## Problem statement
Show, in full, each line of the data that contains "this".

[Items from an interface collection]
.....

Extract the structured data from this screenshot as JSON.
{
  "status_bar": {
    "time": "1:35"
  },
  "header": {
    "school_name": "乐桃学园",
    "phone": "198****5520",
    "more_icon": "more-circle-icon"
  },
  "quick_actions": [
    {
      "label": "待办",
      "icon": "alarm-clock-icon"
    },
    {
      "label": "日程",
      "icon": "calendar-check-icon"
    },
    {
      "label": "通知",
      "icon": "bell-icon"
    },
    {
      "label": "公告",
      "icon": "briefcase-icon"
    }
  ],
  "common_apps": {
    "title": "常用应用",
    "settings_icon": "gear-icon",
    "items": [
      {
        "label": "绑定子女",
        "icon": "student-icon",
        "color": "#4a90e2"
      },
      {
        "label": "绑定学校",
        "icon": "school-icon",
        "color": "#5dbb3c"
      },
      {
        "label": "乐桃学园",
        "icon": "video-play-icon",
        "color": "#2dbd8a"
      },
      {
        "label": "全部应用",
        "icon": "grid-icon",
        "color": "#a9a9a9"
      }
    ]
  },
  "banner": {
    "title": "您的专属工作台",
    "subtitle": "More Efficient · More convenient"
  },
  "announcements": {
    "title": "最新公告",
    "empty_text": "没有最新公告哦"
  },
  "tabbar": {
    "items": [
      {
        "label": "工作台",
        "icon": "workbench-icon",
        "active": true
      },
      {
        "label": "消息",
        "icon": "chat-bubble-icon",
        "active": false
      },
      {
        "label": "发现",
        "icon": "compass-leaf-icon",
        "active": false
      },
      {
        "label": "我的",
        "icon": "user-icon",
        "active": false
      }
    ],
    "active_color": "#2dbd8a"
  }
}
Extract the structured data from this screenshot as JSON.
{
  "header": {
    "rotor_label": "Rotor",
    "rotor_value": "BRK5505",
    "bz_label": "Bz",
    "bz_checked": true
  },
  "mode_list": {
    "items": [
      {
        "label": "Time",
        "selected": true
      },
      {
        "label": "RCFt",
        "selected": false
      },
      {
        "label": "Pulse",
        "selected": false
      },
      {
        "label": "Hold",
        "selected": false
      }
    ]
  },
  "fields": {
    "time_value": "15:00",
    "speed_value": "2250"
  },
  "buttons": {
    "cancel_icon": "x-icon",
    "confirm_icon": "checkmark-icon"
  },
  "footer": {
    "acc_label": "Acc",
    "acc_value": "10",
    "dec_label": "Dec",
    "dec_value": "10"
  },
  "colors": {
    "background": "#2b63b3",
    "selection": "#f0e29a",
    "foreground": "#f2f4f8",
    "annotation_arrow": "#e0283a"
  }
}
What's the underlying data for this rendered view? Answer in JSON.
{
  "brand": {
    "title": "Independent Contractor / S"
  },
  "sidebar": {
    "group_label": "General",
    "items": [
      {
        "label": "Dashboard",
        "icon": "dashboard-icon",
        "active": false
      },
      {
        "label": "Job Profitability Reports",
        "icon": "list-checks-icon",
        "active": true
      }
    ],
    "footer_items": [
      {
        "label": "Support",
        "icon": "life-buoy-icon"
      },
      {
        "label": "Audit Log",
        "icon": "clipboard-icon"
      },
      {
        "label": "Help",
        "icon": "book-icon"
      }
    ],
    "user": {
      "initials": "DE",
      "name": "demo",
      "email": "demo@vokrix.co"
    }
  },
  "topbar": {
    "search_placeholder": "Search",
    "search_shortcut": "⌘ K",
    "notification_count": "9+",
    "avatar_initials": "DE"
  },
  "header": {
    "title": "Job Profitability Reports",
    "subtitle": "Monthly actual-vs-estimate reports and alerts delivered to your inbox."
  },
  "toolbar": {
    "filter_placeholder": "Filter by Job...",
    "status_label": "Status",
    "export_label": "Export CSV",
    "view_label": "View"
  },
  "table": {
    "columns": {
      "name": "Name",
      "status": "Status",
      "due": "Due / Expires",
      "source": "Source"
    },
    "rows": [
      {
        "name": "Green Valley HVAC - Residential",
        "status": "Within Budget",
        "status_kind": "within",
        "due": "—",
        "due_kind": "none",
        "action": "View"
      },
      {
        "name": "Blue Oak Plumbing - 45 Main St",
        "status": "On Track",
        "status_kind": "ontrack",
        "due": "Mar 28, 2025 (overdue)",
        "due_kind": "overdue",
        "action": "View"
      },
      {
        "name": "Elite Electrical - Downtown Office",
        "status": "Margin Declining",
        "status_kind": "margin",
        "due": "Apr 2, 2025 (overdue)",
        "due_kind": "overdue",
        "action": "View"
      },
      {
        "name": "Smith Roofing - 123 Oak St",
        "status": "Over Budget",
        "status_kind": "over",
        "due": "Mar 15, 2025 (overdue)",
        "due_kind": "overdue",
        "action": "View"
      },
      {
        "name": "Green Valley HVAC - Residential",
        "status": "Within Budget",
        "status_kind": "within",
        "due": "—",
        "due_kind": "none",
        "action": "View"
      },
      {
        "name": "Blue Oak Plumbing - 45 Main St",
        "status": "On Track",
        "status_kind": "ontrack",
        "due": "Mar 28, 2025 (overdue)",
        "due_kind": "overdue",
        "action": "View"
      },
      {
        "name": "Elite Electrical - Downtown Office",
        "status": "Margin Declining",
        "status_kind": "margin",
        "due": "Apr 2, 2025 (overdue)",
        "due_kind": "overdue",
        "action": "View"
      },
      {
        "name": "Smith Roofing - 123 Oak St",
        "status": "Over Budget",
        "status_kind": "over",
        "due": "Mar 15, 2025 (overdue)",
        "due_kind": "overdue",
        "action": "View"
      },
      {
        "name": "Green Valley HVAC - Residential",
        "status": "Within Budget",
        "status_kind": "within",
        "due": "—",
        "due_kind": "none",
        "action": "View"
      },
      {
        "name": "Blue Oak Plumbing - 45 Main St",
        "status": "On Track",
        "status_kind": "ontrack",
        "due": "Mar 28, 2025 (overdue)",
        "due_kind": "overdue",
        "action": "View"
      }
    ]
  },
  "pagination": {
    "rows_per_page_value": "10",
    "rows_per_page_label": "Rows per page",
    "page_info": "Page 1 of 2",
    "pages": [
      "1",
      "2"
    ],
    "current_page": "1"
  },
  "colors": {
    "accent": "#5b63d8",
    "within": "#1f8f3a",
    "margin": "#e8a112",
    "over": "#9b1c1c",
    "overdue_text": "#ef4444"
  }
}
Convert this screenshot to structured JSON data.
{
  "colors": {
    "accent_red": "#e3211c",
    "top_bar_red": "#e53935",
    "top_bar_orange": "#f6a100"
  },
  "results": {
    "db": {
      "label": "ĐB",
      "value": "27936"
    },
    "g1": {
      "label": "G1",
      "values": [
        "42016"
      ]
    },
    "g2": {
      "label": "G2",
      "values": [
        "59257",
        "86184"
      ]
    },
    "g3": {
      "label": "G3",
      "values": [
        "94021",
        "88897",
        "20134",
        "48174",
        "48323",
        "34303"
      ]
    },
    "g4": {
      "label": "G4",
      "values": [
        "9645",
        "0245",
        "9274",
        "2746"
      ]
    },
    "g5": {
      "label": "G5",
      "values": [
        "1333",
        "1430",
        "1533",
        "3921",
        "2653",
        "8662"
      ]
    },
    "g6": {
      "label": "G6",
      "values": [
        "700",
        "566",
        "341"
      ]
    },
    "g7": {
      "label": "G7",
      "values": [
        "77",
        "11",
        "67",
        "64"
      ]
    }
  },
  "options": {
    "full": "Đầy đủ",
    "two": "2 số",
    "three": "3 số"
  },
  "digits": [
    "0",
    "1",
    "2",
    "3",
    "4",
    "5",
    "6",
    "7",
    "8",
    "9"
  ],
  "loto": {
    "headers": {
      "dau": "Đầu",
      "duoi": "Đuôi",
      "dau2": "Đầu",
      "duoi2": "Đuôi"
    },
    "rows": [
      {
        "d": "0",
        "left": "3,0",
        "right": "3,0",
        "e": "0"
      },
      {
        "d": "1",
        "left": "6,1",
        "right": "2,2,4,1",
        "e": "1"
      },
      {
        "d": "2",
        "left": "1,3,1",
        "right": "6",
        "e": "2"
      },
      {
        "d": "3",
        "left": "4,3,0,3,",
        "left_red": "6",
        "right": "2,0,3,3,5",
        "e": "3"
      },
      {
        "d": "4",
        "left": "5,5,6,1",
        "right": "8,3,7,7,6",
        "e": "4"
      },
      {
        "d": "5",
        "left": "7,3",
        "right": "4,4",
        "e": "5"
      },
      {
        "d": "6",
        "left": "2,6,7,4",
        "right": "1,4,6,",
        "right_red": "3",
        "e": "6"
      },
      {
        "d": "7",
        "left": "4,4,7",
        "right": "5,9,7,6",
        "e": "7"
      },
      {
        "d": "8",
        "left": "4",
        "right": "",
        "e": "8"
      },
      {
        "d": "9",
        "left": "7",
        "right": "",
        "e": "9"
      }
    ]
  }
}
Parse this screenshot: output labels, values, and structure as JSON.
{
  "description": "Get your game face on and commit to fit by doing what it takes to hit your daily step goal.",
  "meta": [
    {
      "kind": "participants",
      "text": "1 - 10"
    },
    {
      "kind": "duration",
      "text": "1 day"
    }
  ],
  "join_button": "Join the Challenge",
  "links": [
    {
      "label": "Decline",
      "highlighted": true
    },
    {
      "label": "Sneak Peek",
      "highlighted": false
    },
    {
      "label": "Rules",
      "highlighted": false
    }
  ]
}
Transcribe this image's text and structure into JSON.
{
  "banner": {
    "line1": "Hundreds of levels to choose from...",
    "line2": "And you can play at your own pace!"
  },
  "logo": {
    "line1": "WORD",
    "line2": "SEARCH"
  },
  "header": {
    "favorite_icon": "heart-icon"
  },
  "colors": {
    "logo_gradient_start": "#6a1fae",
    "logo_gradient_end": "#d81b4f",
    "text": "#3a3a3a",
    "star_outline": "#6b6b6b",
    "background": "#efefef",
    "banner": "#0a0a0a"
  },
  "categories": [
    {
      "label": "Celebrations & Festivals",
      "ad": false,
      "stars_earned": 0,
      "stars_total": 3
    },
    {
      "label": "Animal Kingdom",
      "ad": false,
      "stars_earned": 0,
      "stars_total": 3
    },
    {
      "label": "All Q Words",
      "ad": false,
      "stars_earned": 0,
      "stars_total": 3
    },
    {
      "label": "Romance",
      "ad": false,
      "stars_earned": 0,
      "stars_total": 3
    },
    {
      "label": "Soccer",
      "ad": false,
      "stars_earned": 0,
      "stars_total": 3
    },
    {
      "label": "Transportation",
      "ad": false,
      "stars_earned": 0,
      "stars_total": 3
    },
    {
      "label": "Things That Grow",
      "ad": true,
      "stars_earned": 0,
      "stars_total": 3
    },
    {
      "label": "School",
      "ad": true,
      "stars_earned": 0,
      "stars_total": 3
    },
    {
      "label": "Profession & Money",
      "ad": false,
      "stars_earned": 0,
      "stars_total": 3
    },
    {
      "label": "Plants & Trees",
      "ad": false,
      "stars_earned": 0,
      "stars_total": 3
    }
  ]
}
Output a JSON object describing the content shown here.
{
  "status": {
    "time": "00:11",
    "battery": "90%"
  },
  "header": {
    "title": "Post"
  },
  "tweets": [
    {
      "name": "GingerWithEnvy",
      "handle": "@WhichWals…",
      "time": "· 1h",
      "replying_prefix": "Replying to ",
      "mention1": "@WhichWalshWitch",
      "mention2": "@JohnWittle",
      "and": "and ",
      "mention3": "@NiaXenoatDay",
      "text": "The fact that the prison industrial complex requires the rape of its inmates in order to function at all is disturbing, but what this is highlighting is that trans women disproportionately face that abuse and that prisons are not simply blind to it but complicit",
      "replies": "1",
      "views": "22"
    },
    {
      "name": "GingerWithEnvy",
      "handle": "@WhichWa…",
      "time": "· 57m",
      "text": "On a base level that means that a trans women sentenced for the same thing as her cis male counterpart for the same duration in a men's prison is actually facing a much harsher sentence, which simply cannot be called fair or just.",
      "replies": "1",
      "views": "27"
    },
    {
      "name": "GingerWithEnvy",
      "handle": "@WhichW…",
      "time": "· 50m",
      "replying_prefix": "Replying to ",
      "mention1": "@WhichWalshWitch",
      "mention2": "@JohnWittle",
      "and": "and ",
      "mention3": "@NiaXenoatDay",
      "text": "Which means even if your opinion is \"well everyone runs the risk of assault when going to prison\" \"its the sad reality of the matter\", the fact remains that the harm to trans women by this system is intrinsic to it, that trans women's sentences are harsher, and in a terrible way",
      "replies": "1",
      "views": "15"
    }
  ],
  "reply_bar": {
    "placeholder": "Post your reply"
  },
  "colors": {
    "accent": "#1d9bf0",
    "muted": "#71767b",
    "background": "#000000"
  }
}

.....

## Answer section
Extract the structured data from this screenshot as JSON.
Extract the structured data from this screenshot as JSON.
What's the underlying data for this rendered view? Answer in JSON.
Convert this screenshot to structured JSON data.
Parse this screenshot: output labels, values, and structure as JSON.
Transcribe this image's text and structure into JSON.
      "text": "The fact that the prison industrial complex requires the rape of its inmates in order to function at all is disturbing, but what this is highlighting is that trans women disproportionately face that abuse and that prisons are not simply blind to it but complicit",
      "text": "Which means even if your opinion is \"well everyone runs the risk of assault when going to prison\" \"its the sad reality of the matter\", the fact remains that the harm to trans women by this system is intrinsic to it, that trans women's sentences are harsher, and in a terrible way",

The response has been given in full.